When it comes to rust the A-body was very solid. Instead you should spend your time checking for collision damage. Check the rear bumper mounts, trunk floor pan and rocker rails for wrinkles, signs of bondo or non factory welds.
Verification & Documentation: Since these cars are popular with hot rodders, you must check for clones and back yard V8 conversions. Real 340 Swingers and 340 Dusters came with a complete drive train and package to handle the extra torque a V8 places on the body. The 340 models have extra reinforcements welded around the leaf spring mounts facing the rear floor pan. Regular 318 and slant six cars don't have these reinforcements. It's common now to find these supports welded on to duplicate a factory 340 car. The factory spot welds are usually neater in appearance compared to a clone. Be forewarned I have seen very good examples. Some cars have entire leaf spring perches installed from donor cars. I have even come across a 340 Swinger that had an entire 340 rear clip welded n place.
The V8 engine K-frame is also different compared to the slant six K-frame. The 340 engine is paired with a 8-3/4 inch rear axle with special 6 leaf springs. The torsion bars are 0.87" in diameter. It should be noted that after 1970 the notchback body style was not available with the 340 engine and these items won't be present.
The VIN number tells you what engine was installed from the factory. Check the fifth digit for an "H" which was the 340 four-barrel. The 318 two barrel V8 used the "G" code. Slant six engines used the "C" code. This VIN number is found on a metal tag riveted to the driver side of the metal cowl part of dashboard. You can see it through the windshield.
All the cars came with stamped metal fender tags which confirmed the drive train, body and interior colors, performance and luxury options. This fender tag was installed on the driver side fender apron near the shock absorber tower. Check it to see if the VIN matches the one found on the dashboard and driver side door. You can consult a suitable decoding book to confirm the other options your car may have. While you're checking out the VIN numbers, inspect the rad cradle area for a partial VIN stamping. Reproduction rad cradles have no VIN numbers at all.

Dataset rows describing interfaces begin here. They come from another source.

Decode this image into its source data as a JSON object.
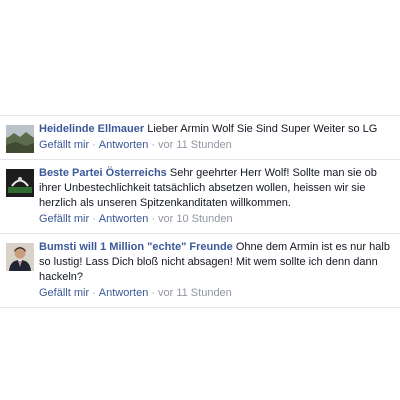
{
  "comments": [
    {
      "author": "Heidelinde Ellmauer",
      "text": "Lieber Armin Wolf Sie Sind Super Weiter so LG",
      "like_label": "Gefällt mir",
      "separator": "·",
      "reply_label": "Antworten",
      "time": "vor 11 Stunden",
      "avatar_icon": "landscape-photo-avatar"
    },
    {
      "author": "Beste Partei Österreichs",
      "text": "Sehr geehrter Herr Wolf! Sollte man sie ob ihrer Unbestechlichkeit tatsächlich absetzen wollen, heissen wir sie herzlich als unseren Spitzenkanditaten willkommen.",
      "like_label": "Gefällt mir",
      "separator": "·",
      "reply_label": "Antworten",
      "time": "vor 10 Stunden",
      "avatar_icon": "party-logo-avatar"
    },
    {
      "author": "Bumsti will 1 Million \"echte\" Freunde",
      "text": "Ohne dem Armin ist es nur halb so lustig! Lass Dich bloß nicht absagen! Mit wem sollte ich denn dann hackeln?",
      "like_label": "Gefällt mir",
      "separator": "·",
      "reply_label": "Antworten",
      "time": "vor 11 Stunden",
      "avatar_icon": "person-photo-avatar"
    }
  ],
  "colors": {
    "link": "#3b5998",
    "meta": "#9197a3",
    "text": "#141823",
    "divider": "#e5e6e9"
  }
}
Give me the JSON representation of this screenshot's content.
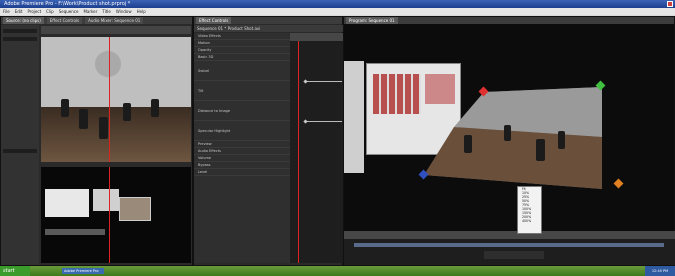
{
  "window": {
    "title": "Adobe Premiere Pro - F:\\Work\\Product shot.prproj *"
  },
  "menu": [
    "File",
    "Edit",
    "Project",
    "Clip",
    "Sequence",
    "Marker",
    "Title",
    "Window",
    "Help"
  ],
  "panels": {
    "source": {
      "tabs": [
        "Source: (no clips)",
        "Effect Controls",
        "Audio Mixer: Sequence 01"
      ]
    },
    "effects": {
      "tabs": [
        "Effect Controls"
      ],
      "header": "Sequence 01 * Product Shot.avi",
      "rows": [
        "Video Effects",
        "Motion",
        "Opacity",
        "Basic 3D",
        "Swivel",
        "Tilt",
        "Distance to Image",
        "Specular Highlight",
        "Preview",
        "Audio Effects",
        "Volume",
        "Bypass",
        "Level"
      ]
    },
    "program": {
      "tabs": [
        "Program: Sequence 01"
      ]
    }
  },
  "zoom_menu": [
    "Fit",
    "10%",
    "25%",
    "50%",
    "75%",
    "100%",
    "150%",
    "200%",
    "400%"
  ],
  "taskbar": {
    "start": "start",
    "task": "Adobe Premiere Pro",
    "clock": "12:45 PM"
  },
  "colors": {
    "accent": "#3b63b7",
    "handle_red": "#e03030",
    "handle_green": "#40c040",
    "handle_blue": "#3050c0",
    "handle_orange": "#e08020"
  }
}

The factory stamped the last six digits and some of the preceding digits into the top rail where the radiator bolts in. It may be reversed so a mirror may be necessary. Sometimes on unrestored cars, it will be hidden by the antifreeze decal. This confirms two things; the car wasn't in a major front end collision and if it matches the other VIN numbers you have the original driver's door, cowl and front clip. This is the minimum it confirms because with 340 Swingers and Dusters, these cars are desirable enough to cobble together fakes using parts from donor cars.

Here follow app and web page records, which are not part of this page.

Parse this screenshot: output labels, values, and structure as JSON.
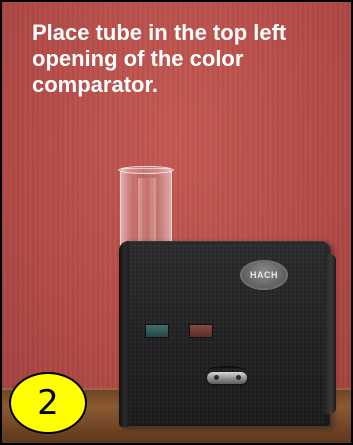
{
  "instruction": {
    "text": "Place tube in the top left opening of the color comparator."
  },
  "device": {
    "brand": "HACH"
  },
  "step": {
    "number": "2"
  },
  "colors": {
    "wall": "#b9504c",
    "text": "#ffffff",
    "comparator": "#222224",
    "badge": "#ffff00"
  }
}
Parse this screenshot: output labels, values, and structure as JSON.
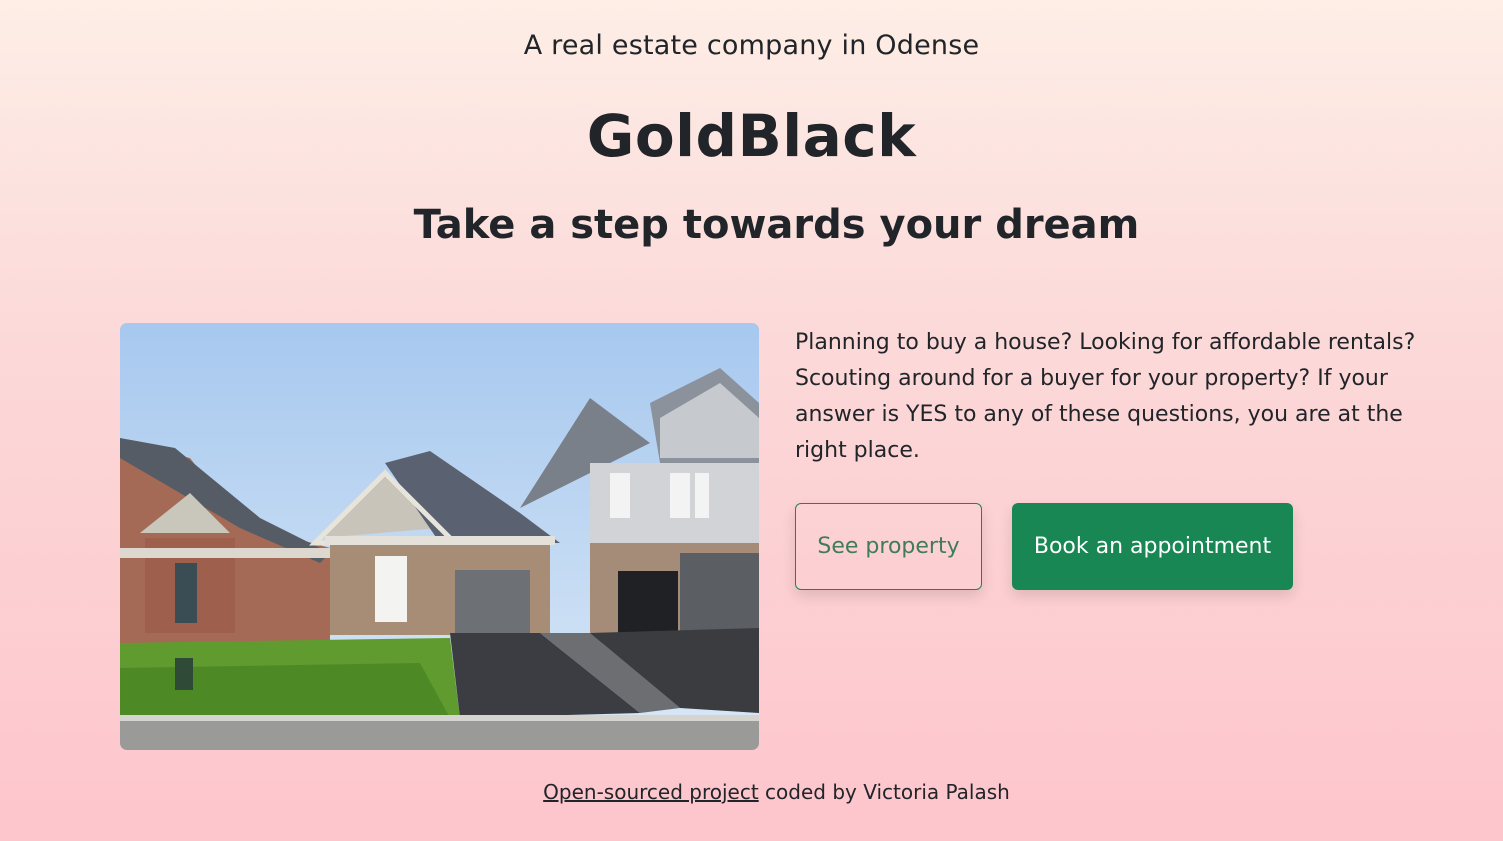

The engine and transmissions are stamped with VINs as well. Check the V8s on the machined area just above the oil pan for a matching number. The slant six VIN is stamped on a machined pad found beside the oil filter and underneath the last two spark plug holes. On automatic transmission cars, the dipstick tube brackets the location nicely so check between the tranny dipstick and oil filter on those models.
Transmissions also have the VIN number stamped. On the automatics, check on the passenger side of the bell housing near the engine oil filter. The manual transmissions have a raised pad very close to the input shaft area on the passenger side of case. If the VIN numbers match, you have the factory original drive train. Following these hints will net a sweet Mopar A body.